## Problem
Pictures excluded, copy all of the data below exactly.

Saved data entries

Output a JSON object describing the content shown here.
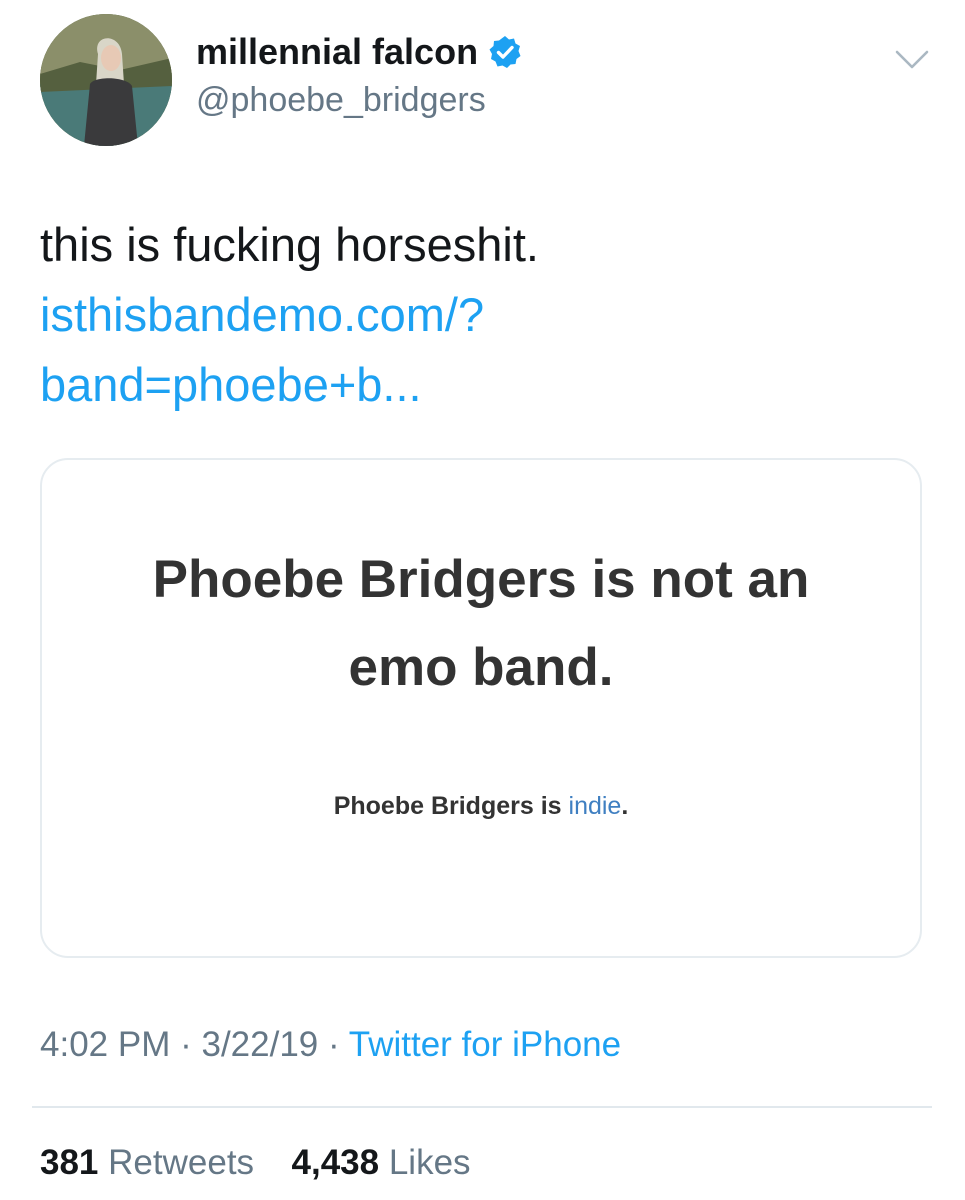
{
  "author": {
    "display_name": "millennial falcon",
    "handle": "@phoebe_bridgers",
    "verified": true
  },
  "tweet": {
    "text": "this is fucking horseshit.",
    "link_line1": "isthisbandemo.com/?",
    "link_line2": "band=phoebe+b..."
  },
  "card": {
    "headline_line1": "Phoebe Bridgers is not an",
    "headline_line2": "emo band.",
    "sub_prefix": "Phoebe Bridgers is",
    "sub_genre": "indie",
    "sub_suffix": "."
  },
  "meta": {
    "time": "4:02 PM",
    "sep1": "·",
    "date": "3/22/19",
    "sep2": "·",
    "source": "Twitter for iPhone"
  },
  "stats": {
    "retweets_count": "381",
    "retweets_label": "Retweets",
    "likes_count": "4,438",
    "likes_label": "Likes"
  },
  "colors": {
    "link": "#1da1f2",
    "secondary_text": "#657786",
    "primary_text": "#14171a",
    "verified_badge": "#1da1f2"
  },
  "icons": {
    "verified": "verified-badge-icon",
    "caret": "chevron-down-icon"
  }
}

## Your response
Output a JSON object describing the content shown here.
{
  "author": {
    "display_name": "millennial falcon",
    "handle": "@phoebe_bridgers",
    "verified": true
  },
  "tweet": {
    "text": "this is fucking horseshit.",
    "link_line1": "isthisbandemo.com/?",
    "link_line2": "band=phoebe+b..."
  },
  "card": {
    "headline_line1": "Phoebe Bridgers is not an",
    "headline_line2": "emo band.",
    "sub_prefix": "Phoebe Bridgers is",
    "sub_genre": "indie",
    "sub_suffix": "."
  },
  "meta": {
    "time": "4:02 PM",
    "sep1": "·",
    "date": "3/22/19",
    "sep2": "·",
    "source": "Twitter for iPhone"
  },
  "stats": {
    "retweets_count": "381",
    "retweets_label": "Retweets",
    "likes_count": "4,438",
    "likes_label": "Likes"
  },
  "colors": {
    "link": "#1da1f2",
    "secondary_text": "#657786",
    "primary_text": "#14171a",
    "verified_badge": "#1da1f2"
  },
  "icons": {
    "verified": "verified-badge-icon",
    "caret": "chevron-down-icon"
  }
}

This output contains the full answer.